A Canine Pedicure

Long nails can affect your dog's gait, posture, performance and confidence, resulting in possible lameness, injury and arthritis.

With changing methods of managing sheep and working our dogs are spending more time running on grass than on the roads as they used to.
This change has led to many of our dogs not naturally wearing down their nails; a problem that is also a serious one for the aged dogs in our community.

Dog's nails are constantly growing, just like our nails and horses hooves.


When the nails are long:
· They may result in a dog that stands with chronic bad posture and moves with an altered gait.
· They may be rammed back into the nail bed causing bruising, possible infection and broken toes.
· They may be responsible for jarring and lameness as well as arthritis.
· Through the effect of posture imbalance, it may also affect the foot, knee, hock, hip, shoulder and mid back which leave them susceptible to repetitive strains and injury.
· They may push the toes up or twist them, the toe joints can then become twisted, arthritic, painful and even dislocated.

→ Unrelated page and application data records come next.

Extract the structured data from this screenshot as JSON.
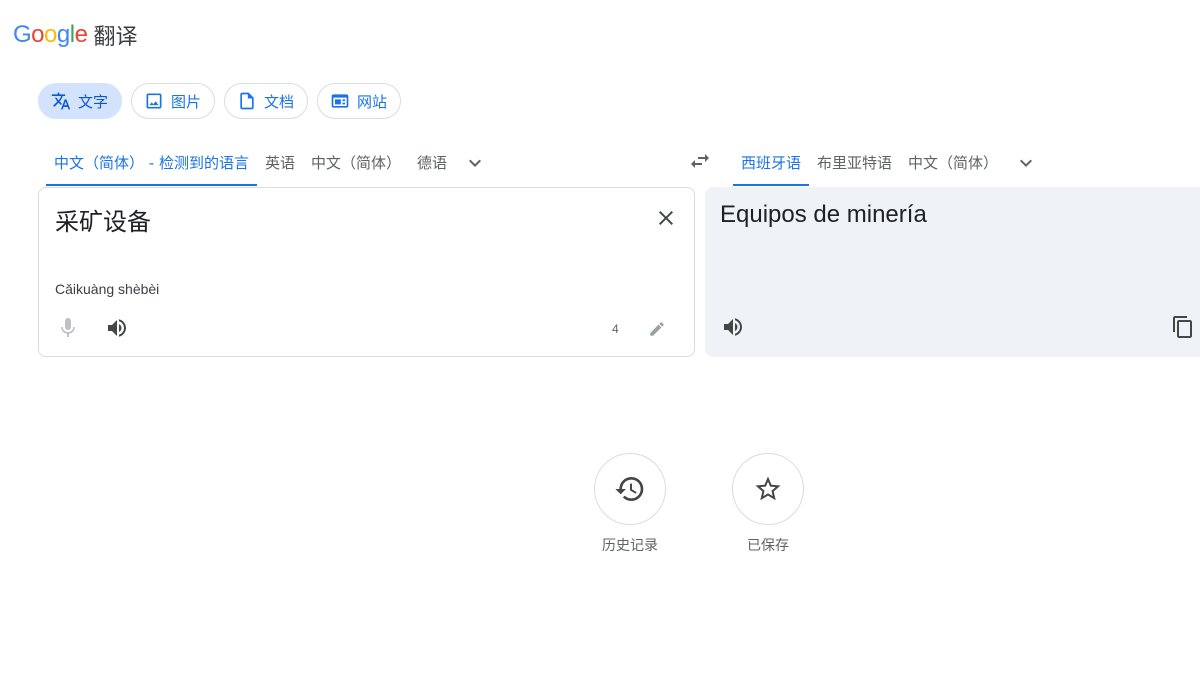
{
  "header": {
    "logo_text": "Google",
    "product_title": "翻译"
  },
  "modes": [
    {
      "label": "文字",
      "icon": "translate-icon",
      "active": true
    },
    {
      "label": "图片",
      "icon": "image-icon",
      "active": false
    },
    {
      "label": "文档",
      "icon": "document-icon",
      "active": false
    },
    {
      "label": "网站",
      "icon": "website-icon",
      "active": false
    }
  ],
  "source_languages": {
    "tabs": [
      "中文（简体） - 检测到的语言",
      "英语",
      "中文（简体）",
      "德语"
    ],
    "active_index": 0
  },
  "target_languages": {
    "tabs": [
      "西班牙语",
      "布里亚特语",
      "中文（简体）"
    ],
    "active_index": 0
  },
  "source": {
    "text": "采矿设备",
    "transliteration": "Cǎikuàng shèbèi",
    "char_count": "4"
  },
  "target": {
    "text": "Equipos de minería"
  },
  "bottom_actions": [
    {
      "label": "历史记录",
      "icon": "history-icon"
    },
    {
      "label": "已保存",
      "icon": "star-icon"
    }
  ],
  "colors": {
    "accent": "#1a73e8",
    "active_mode_bg": "#d3e3fd",
    "target_panel_bg": "#eff3f8",
    "icon_gray": "#5f6368"
  }
}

Trimming the nails, especially in an old dog, may relieve the weight from the hips etc.
Good feet help the dog to stand square and work with confidence and ease.

How long should the nails be?

· The claws/nails should not protrude over the pad and should just about touch the ground when standing.
· When a dog’s nails grow enough to be heard tapping on a tile floor as they walk, they are more than ready for a trim.

When and how do I clip them?

· The quick is the cuticle
· The quick can be easily seen in clear or white coloured nails but is more difficult in the black ones.
· Great care must be taken to avoid cutting the quick which is the blood vessel and the collection of nerve endings. ( Diag 2)

· When the nail grows so will the quick. If you do not cut the nail short enough to encourage the quick to recede, the nail will remain long.

· Cut the nail so that the quick recedes and the nail can be cut shorter again at a later date. (Diag 3 )
· Some dogs have a longer quick than others and these need to be done more often.
· Usually, the longer the nail, the longer the quick, the longer it takes to get the nails short.
· A large pair of clippers is not necessary and it is up to individual taste as to which type is used. A good quality nail clipper (human) is quite useful but they must be sharp. You are not chopping at the nails but ‘whittling’ away at them.

The following method helps to get the dog’s nails shorter without hurting them or touching the quick but at the same time getting the quick to recede. The main idea is to trim around the quick and allow it to dry up and recede on its own. ( Diag 4)

Have an antiseptic powder to treat and stem any bleeding, should you cut too close to the quick.
Clipping away at the sides and end of the nail, exposing the tip of the quick. Clear away the flaky nail and the soft white stuff.
The majority of the cuts should be parralel to the quick and not across it.
The nails should be very much shorter after 3 trims in about 6 weeks, by which time there should be a noticeable improvement. Each time taking a bit more nail off and exposing a bit more quick, enabling it to again, dry and recede.

· Once the nails are short, then just keep an eye on them and clip when needed.

I am not a Vet or an expert in this matter but the following is basically an account of my experience and my research on the subject and is used at your own risk.